Codagenix, a company developing vaccines and viral therapies for illnesses ranging from the flu and respiratory viruses to dengue fever, has raised $20 million in a new round of financing.
Codagenix will use the funds to support clinical development of its general flu vaccine and the first RSV vaccine for elderly patients -- who are more at risk to serious consequences from contracting the virus.
The company uses a technology called "codon deoptimization" to make versions of viruses and viral therapies that are rendered relatively harmless by replacing more virulent pathogens with milder strains.
Codagenix said it will use the new financing to bring its RSV and flu vaccines through Phase 1 trials and move its oncology program for a breast cancer treatment into Phase 1 clinical trials. It also will launch two new vaccine development programs for what the company called "neglected public health challenges."

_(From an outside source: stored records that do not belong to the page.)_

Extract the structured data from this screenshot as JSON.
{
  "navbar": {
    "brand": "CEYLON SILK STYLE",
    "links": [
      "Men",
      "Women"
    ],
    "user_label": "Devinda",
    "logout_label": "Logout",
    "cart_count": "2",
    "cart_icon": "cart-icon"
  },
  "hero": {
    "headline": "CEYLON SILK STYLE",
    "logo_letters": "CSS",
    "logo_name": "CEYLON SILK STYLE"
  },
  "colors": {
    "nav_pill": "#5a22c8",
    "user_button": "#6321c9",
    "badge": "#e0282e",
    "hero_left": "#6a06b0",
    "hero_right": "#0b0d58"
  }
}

“With the potential to develop optimized, more affordable versions of existing vaccines, Codagenix is poised to solve persistent public health challenges where existing vaccines have made enormous improvements, but still fall short of desired disease control objectives," said Glenn Rockman, managing partner at Adjuvant Capital. "Equally exciting, the Codagenix technology has an opportunity to succeed where other immunization attempts have failed. We are proud to be supporting the further clinical development of the company’s RSV and influenza programs.”
Founded as a spin-out from Stony Brook University in New York in 2012, Codagenix has received backing from government institutions like the National Institute of Health, the Department of Agriculture and the U.S. Army for its dengue fever, flu, swine flu, RSV and foot and mouth disease virus vaccines.
In all, the company has raised $38 million from private nonprofits and venture capital investors, and $11 million in federal funding.